Escalating Trade War
The escalating trade war between USA and China keeps broader currency markets concerned.
Trumps threatened fresh Tariffs of 10% on $200bn Chinese goods if China “insists on going forward with the new tariffs”.Although, some analysts support that Trump’s announcement was only a negotiating card just to put pressure on China the markets reacted.
Currency markets generally dislike intervention. Open economies rely on world trade, so a potential trade war threatens their stability. The escalating trade dispute between the United States and China keeps broader currency markets concerned.
Safe heavens, like the Yen and the Swiss Franc strengthen. Investors tend to boost such currencies to limit their exposure to losses in times of market turbulence. In the forex market, the Swiss franc is considered a safe haven currency. However, there is no guaranty that such safe heavens are to maintain their values during periods of market volatility.
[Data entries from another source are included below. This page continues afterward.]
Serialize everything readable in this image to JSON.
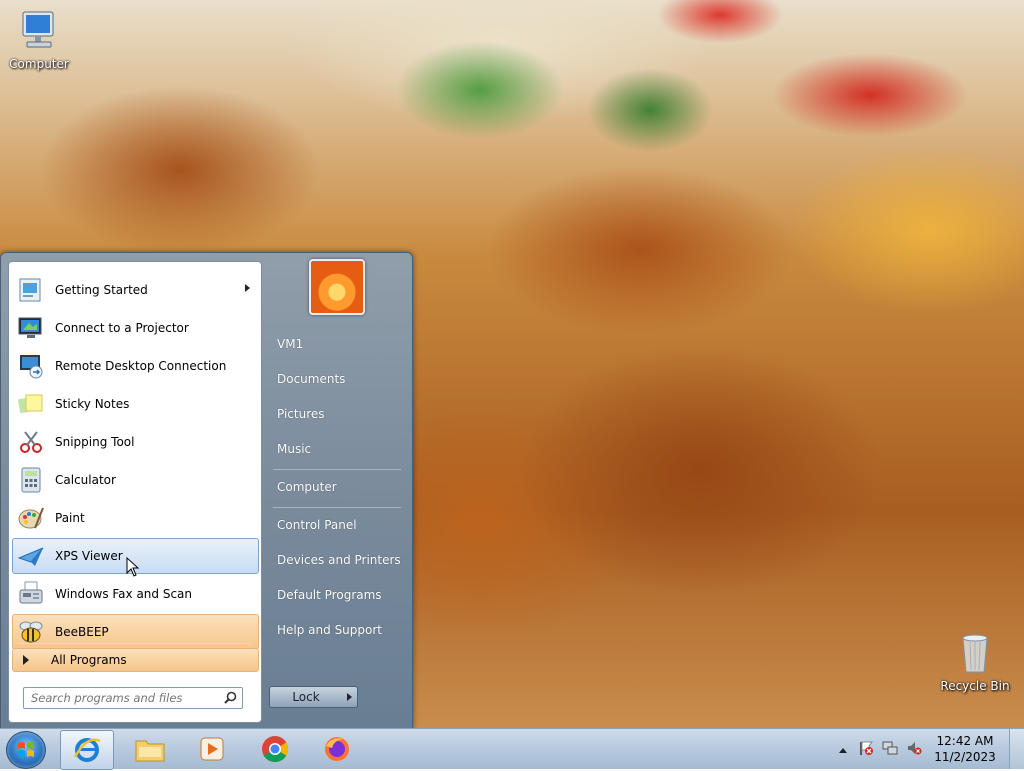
{
  "desktop": {
    "icons": [
      {
        "label": "Computer"
      },
      {
        "label": "Recycle Bin"
      }
    ]
  },
  "start_menu": {
    "programs": [
      {
        "label": "Getting Started",
        "icon": "getting-started-icon",
        "has_submenu": true
      },
      {
        "label": "Connect to a Projector",
        "icon": "projector-icon"
      },
      {
        "label": "Remote Desktop Connection",
        "icon": "remote-desktop-icon"
      },
      {
        "label": "Sticky Notes",
        "icon": "sticky-notes-icon"
      },
      {
        "label": "Snipping Tool",
        "icon": "scissors-icon"
      },
      {
        "label": "Calculator",
        "icon": "calculator-icon"
      },
      {
        "label": "Paint",
        "icon": "paint-palette-icon"
      },
      {
        "label": "XPS Viewer",
        "icon": "xps-viewer-icon",
        "state": "hover"
      },
      {
        "label": "Windows Fax and Scan",
        "icon": "fax-icon"
      },
      {
        "label": "BeeBEEP",
        "icon": "bee-icon",
        "state": "pinned"
      }
    ],
    "all_programs_label": "All Programs",
    "search_placeholder": "Search programs and files",
    "right_items": [
      "VM1",
      "Documents",
      "Pictures",
      "Music",
      "Computer",
      "Control Panel",
      "Devices and Printers",
      "Default Programs",
      "Help and Support"
    ],
    "lock_label": "Lock"
  },
  "taskbar": {
    "pinned": [
      "internet-explorer-icon",
      "file-explorer-icon",
      "media-player-icon",
      "chrome-icon",
      "firefox-icon"
    ],
    "clock_time": "12:42 AM",
    "clock_date": "11/2/2023"
  },
  "colors": {
    "hover": "#c7dcf2",
    "pinned": "#f6c68b",
    "taskbar": "#b9cbdf"
  }
}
Furthermore, what constitutes a safe haven changes over time.
On the contrary, currencies like the Australian Dollar weaken and trade war escalation may put further pressure on them. The Australian dollar is highly exposed to global growth, while Australia is one of China’s biggest trading partners.
Oil prices dropped 2% before the end of OPEC meeting and it seems that top suppliers will agree to increase output. Brent which was above $80 a barrel last month, has fallen in recent weeks as Saudi Arabia has signalled it intends to raise production.
Oil ministers from the Organization of the Petroleum Exporting Countries meet on Friday in Vienna, followed by talks with non-OPEC oil producers on Saturday.
Mario Draghi, head of ECB, said it was too early to evaluate the monetary policy impact of an escalating trade war between the United States and its partners. He also mentioned that there was no reason for optimism.
The dollar inched up to an 11-month high amid concerns over trade war escalation. The dollar index strengthened against its major-traded rivals. Long-term treasury yields also recovered from 3-week lows.
The dollar rose 0.2% to Yen, being ever more distant from Tuesday’s one-week low.
The Swiss Franc remained almost unchanged as the Swiss National Bank decided to keep the negative interest rate on hold.
The Sterling dropped to new 2018 lows ahead of BoE policy meeting this week and expectations that the Bank of England will keep the rates low. The pound traded flat against the common currency.
The Euro dropped 0.2% to 2018 lows due to traders’ expectations that there would be an extended monetary divergence between EU and US central banks.
Oil prices dropped 2% before the end of OPEC meeting on Thursday and it seems that top suppliers will agree to increase output.
Sources: Reuters, Euronews, bbc.com
PLEASE NOTE The information above is not investment advice.